Elizabeth: The Olden Age
Grade: C +
Director: Roland Emmerich
Starring: Rhys Ifans, Vanessa Redgrave, Sebastian Armesto, Rafe Spall, David Thewlis, and Edward Hogg
MPAA Rating: PG-13
Running Time: 2 hr. 10 min.
The ad tagline for Anonymous – “Was Shakespeare a Fraud?” – conveys both the substance and problem with this campy historical dramatization. Rehashing a decades-old conspiracy over the true author of the works attributed to actor and playwright William Shakespeare, director Roland Emmerich foists a distended viewpoint of the so-called Oxfordians, a vocal minority who argue that Edward de Vere, 17th Earl of Oxford, wrote the plays and poems attributed to the Bard of Avon.
While Emmerich, the longtime doyen of bombastic end-of-the-world disaster flicks, might seem inapposite to such literary designs, the premise of “Anonymous” is no less absurd than 2012, Independence Day, or The Day After Tomorrow. Emmerich’s implicit contention is that the factual license and tawdry palace intrigue at the heart of this film is no different than the liberties Shakespeare (or whoever) took with historical events for the sake of such seminal dramas as Henry VIII, Richard III, and Julius Caesar. Emmerich establishes his perspective in Anonymous’ opening scene, when Derek Jacobi steps onto a contemporary stage to deliver a prologue as actors busy themselves behind the curtain to launch the rest of the story. [It’s ironic – and a bit sad – to see Jacobi, who owes much of his acting career to the Bard, smear Shakespeare’s name by claiming he never advanced beyond a grade school education and asking, “What if I told you that Shakespeare never wrote a single word?”]
In truth, historical slavishness should not be art’s critique. The problem, of course, is that while Shakespeare regales us with the St. Crispin’s Day speech from Henry V and Marc Antony’s eulogy in Julius Caesar, Emmerich and screenwriter John Orloff (A Mighty Heart) has Edward de Vere (Rhys Ifans) whining that “I’d go mad if I didn’t write down the voices.”
Because of his royal station and proper society’s taboo against writers, de Vere keeps his predilection secret. He also recruits playwright Ben Jonson (Sebastian Armesto) to publish de Vere’s works under Jonson’s name. However, the audience’s exhortation following the debut of Henry V impulsively prompts William Shakespeare (Rafe Spall), a middling actor and cad, to dip his fingers in ink and take a bow. The rest is Emmerich’s version of history.

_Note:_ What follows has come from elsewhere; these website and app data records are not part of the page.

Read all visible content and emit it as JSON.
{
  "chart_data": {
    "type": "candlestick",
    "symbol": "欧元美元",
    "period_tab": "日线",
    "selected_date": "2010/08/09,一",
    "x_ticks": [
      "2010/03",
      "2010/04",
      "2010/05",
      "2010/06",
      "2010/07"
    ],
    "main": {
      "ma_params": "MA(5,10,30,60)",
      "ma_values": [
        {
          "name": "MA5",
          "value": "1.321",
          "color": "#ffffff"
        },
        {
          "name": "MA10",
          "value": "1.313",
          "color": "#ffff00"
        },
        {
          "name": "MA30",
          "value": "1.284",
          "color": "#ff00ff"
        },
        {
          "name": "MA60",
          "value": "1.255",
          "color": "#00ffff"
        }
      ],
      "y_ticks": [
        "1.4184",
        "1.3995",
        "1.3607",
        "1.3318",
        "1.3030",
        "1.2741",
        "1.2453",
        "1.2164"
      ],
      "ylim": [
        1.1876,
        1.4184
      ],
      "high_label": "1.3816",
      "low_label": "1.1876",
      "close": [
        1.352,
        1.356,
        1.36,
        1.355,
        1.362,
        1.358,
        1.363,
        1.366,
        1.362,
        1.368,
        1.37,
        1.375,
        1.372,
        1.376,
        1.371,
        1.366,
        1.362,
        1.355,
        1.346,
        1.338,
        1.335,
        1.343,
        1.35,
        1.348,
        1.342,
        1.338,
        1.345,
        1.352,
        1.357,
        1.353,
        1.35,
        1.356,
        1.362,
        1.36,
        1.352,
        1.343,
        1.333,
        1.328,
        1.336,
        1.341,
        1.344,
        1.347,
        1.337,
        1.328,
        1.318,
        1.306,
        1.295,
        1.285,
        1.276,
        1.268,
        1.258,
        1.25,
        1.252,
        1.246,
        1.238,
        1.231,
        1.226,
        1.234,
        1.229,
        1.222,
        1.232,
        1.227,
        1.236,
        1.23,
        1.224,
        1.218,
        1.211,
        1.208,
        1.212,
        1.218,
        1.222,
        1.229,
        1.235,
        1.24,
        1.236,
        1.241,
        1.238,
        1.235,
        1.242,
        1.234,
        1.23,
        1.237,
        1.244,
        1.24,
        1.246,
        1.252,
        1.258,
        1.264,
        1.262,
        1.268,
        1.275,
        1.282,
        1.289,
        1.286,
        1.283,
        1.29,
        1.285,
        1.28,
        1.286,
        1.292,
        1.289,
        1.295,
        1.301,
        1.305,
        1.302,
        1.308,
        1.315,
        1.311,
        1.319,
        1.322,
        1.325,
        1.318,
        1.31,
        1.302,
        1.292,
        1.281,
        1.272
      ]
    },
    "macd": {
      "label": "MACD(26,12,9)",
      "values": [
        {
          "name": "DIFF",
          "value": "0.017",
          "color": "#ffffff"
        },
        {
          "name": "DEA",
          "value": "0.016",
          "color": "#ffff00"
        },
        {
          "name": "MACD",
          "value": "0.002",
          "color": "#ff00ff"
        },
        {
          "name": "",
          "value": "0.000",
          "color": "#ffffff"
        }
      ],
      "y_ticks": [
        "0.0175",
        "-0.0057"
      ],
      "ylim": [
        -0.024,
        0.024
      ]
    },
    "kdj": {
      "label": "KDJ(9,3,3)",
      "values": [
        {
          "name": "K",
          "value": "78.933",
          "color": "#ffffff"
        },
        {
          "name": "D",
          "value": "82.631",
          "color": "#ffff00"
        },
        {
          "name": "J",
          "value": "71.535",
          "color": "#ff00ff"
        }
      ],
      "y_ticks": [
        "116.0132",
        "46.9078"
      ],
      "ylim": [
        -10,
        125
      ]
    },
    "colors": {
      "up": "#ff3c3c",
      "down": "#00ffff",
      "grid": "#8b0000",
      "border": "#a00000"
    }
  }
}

Emmerich’s branding of Shakespeare as an illiterate commoner not worthy or capable of penning words that could only have been wrought by aristocracy is elitist enough. However, the true transgression of Anonymous is not its shaky verisimilitude but the convoluted vehicle is uses to tell its kitschy tale. Shakespeare’s emergence takes place against the backdrop of a power struggle over the court of Queen Elizabeth I (played in her later years by Vanessa Redgrave). De Vere’s true motivation for revealing his plays to the public is the subtle promotion of Robert Devereux (Sam Reid) as Elizabeth’s would-be successor in lieu of a candidate preferred by the queen’s ministers, William Cecil (David Thewlis) and, after William’s death, his hunchback son Robert (Edward Hogg).
De Vere, whose relationship with Elizabeth figures prominently, is portrayed by three different actors as the film oscillates across as many time periods. There are betrayals, blackmails, intricate plots, illegitimacy, incest and even a bit of bear-baiting for good measure. Monitoring who is friend or foe is difficult enough – keeping track of their machinations proves an exercise in futility.
The costumes and computer-enhanced rendering of 16th-century London are suitably realistic – the opulence is lavish, and at times you can practically smell the grim. However, Anonymous reaches its zenith during Emmerich’s productions of Shakespeare’s plays – A Midsummer Night’s Dream, Romeo & Juliet, Twelfth Night – using actors that include Royal Shakespeare Company veteran Mark Rylance. These brief glimpses ably capture the beauty and grandeur of Shakespeare in a way that, ironically, makes any debate over his identity feel trivial by comparison. Shakespeare belongs to the ages; Anonymous belongs in a tabloid.